Adding to the potential of MIC-1 as a tumorigenic protagonist is the finding that higher MIC-1 expression in gastric cancer cell lines has been associated with a more invasive phenotype. This seems to be due to MIC-1 increasing expression of the urokinase type plasminogen activator (uPA) and the uPA receptor, an effect mediated through extracellular signal-regulated kinase 1/2 (ERK1/2; ref. 26). Thus, whereas most studies highlight an antitumorigenic role for MIC-1, these suggest that this may not always be the case. Such apparently contradictory effects are typical of TGF-β and are mediated by a variety of factors including the nature of the tumor and its environment. Furthermore, tumor progression is often associated with accumulated genetic alterations that can erode its sensitivity to pro-apoptotic molecules. Thus, it is possible that overexpression of MIC-1 in early cancer induces apoptotic or other pathways that serve to limit tumor growth ( Fig. 1).
Adding another level of complexity to its role in tumor development is the finding that MIC-1 is commonly secreted from tumors in its unprocessed, propeptide containing precursor form, with the degree of processing varying widely from tumor to tumor. The MIC-1 propeptide mediates binding to extracellular matrix, creating latent stromal stores of proMIC-1. Intracellular processing of MIC-1, thus, ultimately determines the proportion of MIC-1 that remains localized in the tumor microenvironment versus that diffusing into the systemic circulation. The biological relevance of these latent stromal stores to tumor progression was highlighted when examination of a prostate cancer tissue array revealed considerable patient variability in the degree of stromal staining. Decreasing tumor stromal staining for proMIC-1 was an important independent predictor of disease relapse ( 27). As unprocessed proMIC-1 is secreted by tumors other than prostate, it seems likely that modulating local MIC-1 bioavailability will affect patient outcome not only in prostate cancer but also other epithelial tumors.

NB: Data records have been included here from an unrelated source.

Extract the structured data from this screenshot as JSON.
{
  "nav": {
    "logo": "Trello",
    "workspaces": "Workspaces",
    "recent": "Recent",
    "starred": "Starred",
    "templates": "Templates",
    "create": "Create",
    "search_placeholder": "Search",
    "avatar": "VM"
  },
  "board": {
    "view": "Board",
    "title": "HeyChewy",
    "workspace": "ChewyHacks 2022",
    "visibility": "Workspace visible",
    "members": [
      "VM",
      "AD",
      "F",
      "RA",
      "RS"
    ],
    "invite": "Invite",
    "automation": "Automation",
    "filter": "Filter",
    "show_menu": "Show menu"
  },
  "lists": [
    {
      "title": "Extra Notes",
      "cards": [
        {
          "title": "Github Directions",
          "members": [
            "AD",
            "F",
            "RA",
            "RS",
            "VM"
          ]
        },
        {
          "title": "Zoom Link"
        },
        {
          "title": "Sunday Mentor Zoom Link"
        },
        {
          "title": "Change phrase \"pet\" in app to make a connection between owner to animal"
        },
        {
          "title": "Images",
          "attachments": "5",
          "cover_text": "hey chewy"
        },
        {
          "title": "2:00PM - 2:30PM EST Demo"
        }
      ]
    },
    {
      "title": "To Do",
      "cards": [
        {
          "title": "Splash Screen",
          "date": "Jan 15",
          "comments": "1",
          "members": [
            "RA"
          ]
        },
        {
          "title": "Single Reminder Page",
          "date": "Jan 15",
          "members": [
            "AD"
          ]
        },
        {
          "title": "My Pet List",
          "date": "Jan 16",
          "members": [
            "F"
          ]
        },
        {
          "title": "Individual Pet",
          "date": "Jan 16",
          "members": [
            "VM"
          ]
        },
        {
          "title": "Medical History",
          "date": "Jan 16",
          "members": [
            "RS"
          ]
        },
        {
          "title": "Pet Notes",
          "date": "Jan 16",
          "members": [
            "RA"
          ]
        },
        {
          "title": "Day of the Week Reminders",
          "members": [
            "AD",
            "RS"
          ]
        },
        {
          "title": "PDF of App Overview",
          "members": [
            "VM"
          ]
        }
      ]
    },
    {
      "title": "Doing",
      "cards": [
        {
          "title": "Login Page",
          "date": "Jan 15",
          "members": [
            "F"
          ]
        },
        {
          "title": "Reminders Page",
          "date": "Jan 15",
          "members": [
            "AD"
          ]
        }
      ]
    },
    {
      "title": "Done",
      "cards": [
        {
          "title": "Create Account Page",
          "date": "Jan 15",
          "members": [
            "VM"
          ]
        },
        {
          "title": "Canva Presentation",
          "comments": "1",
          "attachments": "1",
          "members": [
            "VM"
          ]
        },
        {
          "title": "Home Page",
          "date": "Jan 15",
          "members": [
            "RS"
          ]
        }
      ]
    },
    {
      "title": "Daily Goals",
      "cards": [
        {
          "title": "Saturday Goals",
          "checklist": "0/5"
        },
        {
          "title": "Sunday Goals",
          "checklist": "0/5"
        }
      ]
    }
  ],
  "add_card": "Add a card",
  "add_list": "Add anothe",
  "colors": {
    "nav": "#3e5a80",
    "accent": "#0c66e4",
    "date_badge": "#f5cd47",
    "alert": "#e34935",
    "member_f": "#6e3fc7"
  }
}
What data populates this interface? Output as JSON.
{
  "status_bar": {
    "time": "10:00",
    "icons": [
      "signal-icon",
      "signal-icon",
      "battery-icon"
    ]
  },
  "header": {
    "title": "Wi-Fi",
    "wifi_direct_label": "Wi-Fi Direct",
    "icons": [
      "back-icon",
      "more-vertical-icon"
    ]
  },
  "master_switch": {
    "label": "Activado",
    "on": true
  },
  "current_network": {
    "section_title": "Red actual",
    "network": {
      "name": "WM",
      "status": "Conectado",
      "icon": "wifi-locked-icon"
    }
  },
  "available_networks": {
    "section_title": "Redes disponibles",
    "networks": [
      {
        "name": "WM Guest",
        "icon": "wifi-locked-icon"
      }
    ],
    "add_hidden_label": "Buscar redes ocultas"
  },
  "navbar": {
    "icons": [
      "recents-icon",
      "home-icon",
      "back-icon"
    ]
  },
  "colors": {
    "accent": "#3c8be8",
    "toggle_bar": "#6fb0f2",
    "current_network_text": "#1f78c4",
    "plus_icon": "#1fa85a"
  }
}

A lot remains to be uncovered on the roles of MIC-1 and its biology, and whereas the evidence linking MIC-1 with cancer is compelling, it is still incomplete. Its receptor is unknown, and its signaling pathways are as yet to be delineated. Activation of Akt and ERK pathways has been reported, and there is some evidence for SMAD pathway activation, suggesting MIC-1 may act through a TGF-β superfamily receptor. The effects of MIC-1 can sometimes be apparently contradictory, and in differing circumstances, MIC-1 can exhibit tumorigenic and antitumorigenic activity. More recent studies suggest that this is very likely a function of the tumor stage, tissue of origin, and the interaction of the tumor with its local microenvironment. However, what is clear, is that there is strong evidence for MIC-1 measurement in blood and tissues to detect and monitor cancer.
Our apologies to all those authors whose work has been invaluable in compiling this review and could not be cited due to editorial guidelines.
- Received November 21, 2005.
- Revision received February 14, 2006.
- Accepted March 2, 2006.
- ©2006 American Association for Cancer Research.